Although it’s the weekend, the sound of a thousand small parts falling down somewhere in the house interrupts your sleep. You wake up to witness your washing machine go through the refurbishing process. You pause, trying not to freak out, and ask your son what he’s doing. He goes on to give a very complex explanation of how he’s tired of hearing the washing machine make all kinds of noise, so he’s working on making it “more efficient.” You pause again, and try to make an even bigger effort not to freak out. “Trust me mom, I know what I’m doing,” he says. You decide to give him the benefit of the doubt. After all, he has read and memorized every appliance manual you own. You go back to bed.
After what seemed like a minute, your sleep is once again interrupted by a loud sound; you already know it has to do with your child. You try to keep your cool. You get up from the bed, and when you realize that it smells like smoke, you run to the laundry room. Apparently, the washer has exploded. Your child is covered in a black residue, and all your laundry and walls are black as well. “They don’t make them like before,” is what your child says in his defense. Now you can freak out. Continue to do this for the next few weeks.

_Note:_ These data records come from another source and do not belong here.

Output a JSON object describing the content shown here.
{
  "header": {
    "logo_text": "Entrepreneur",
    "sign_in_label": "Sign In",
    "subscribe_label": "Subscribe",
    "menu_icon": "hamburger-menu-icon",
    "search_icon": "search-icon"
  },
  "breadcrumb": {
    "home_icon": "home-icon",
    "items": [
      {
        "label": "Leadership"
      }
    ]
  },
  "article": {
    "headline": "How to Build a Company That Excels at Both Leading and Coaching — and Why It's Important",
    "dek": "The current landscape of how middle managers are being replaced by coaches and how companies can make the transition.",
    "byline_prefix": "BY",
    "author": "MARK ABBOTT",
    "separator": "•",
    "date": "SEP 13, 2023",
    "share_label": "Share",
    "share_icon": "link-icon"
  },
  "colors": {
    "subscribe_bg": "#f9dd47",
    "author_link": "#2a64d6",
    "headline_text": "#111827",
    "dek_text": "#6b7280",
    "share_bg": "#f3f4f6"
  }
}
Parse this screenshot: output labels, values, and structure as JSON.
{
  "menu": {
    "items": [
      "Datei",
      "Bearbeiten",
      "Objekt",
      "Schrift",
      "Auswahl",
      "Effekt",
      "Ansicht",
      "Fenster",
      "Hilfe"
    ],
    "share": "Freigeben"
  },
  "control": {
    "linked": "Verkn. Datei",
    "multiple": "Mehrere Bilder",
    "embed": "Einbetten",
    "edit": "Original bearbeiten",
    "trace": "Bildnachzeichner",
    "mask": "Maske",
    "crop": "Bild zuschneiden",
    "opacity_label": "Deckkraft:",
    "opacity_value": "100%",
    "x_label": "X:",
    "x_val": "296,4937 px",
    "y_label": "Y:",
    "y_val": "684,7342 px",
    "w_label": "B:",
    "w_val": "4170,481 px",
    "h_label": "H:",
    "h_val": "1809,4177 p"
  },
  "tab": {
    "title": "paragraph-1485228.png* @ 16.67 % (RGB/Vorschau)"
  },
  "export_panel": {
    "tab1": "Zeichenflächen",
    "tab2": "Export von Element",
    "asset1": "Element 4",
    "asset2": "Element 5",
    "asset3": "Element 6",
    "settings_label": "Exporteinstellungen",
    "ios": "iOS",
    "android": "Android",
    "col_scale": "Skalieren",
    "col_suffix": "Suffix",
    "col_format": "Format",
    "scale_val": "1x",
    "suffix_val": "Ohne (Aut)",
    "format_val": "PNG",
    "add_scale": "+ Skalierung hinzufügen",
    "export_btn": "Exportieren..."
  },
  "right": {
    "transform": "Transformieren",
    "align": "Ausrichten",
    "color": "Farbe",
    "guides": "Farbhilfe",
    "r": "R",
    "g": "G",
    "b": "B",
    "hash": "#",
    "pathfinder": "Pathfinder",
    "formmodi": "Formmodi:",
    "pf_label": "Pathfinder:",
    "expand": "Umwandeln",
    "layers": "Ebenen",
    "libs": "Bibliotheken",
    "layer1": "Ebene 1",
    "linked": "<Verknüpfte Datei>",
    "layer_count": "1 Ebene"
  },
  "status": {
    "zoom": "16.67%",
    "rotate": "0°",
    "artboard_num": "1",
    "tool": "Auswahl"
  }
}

At work, you find yourself having to beg your boss to let you leave yet again. Although you know he won’t understand, you say, “it’s an emergency sir.” But it’s irrelevant. Within his seemingly perfect life, he’s oblivious to the rest of the world. You’ve gotten another phone call from school; this time is serious. “Aren’t they all?” you think out loud, trying not to lose your mind. “The police are here. You need to come right away,” the counselor states. It’s safe to freak out now.
Without your boss’s permission, you leave work and drive as fast as possible to your son’s school. When you arrive, there are three school police patrol cars parked in front of the main gate. Your heart starts beating very fast, and you find that it’s hard to breathe properly. Inside, a committee of faculty and staff has the frozen image of fear on their faces. A completely new level of freaking out comes upon you. You are escorted into a room where your child is being held. “Held?” You ask, but they have no chance to answer. A loud howl coming out of your mouth prevents them from speaking.
Although it’s physiologically impossible, you know that the warming sensation you’re feeling is the blood boiling inside your veins. In a corner, your child lies on the floor. He has adopted the fetal position, and his hands are handcuffed with white plastic bands in front of him. He has a bruise on his right cheek and his eyes are swollen, evidently from crying. You make a super-human attempt not to lash out at everyone in the room. You turn around to find two police officers attempting to explain how they “had to handcuff him, because he was completely out of control, and they feared he was going to hurt himself or others.” “Idiots,” you think. These are the people who are supposed to be protecting us? You demand that he be released from the clearly unnecessary restraints. This is done with incredible speed. You help your distraught child up from the floor. He’s shivering and his eyes are bloody red. He has an absent look on his face, and takes a few seconds to recognize you. “You people have to be the most ignorant bunch I’ve ever had to encounter in my life,” you state with absolute certainty. “He had a seizure, did anyone notice that?” you add with fury.
The unwelcoming committee stares blankly at each other. It was clear that nobody noticed this. You grab your child and try to leave, but are immediately stopped by the police. They explain that you cannot leave because he “needs to be taken to a psychiatric hospital to be evaluated,” because he was “out of control,” screaming and punching everyone that tried to get close to him to restrain him.
Overwhelmed with anger and fear, but accepting that you are surrounded by people who are incompetent and ignorant about your child’s condition, you don’t freak out this time. Instead, you make the decision to disregard law enforcement, grab your child, take him outside and put him in the car, then drive away.
Once home, you realize that neither the visits to the psychiatrist, nor the books on child rearing and Asperger’s were enough to prepare you for what was to come. This is a much more difficult journey than you had anticipated. You pour yourself a large glass of wine, and get ready to smoke a cigarette. Immediately pause; you just remembered you don’t smoke cigarettes. “Perhaps I need something stronger,” you ponder, then laugh. You go to your child’s room, watch him sleep, and wonder how they could think of him as a threat… Ignorant people: always there, always present.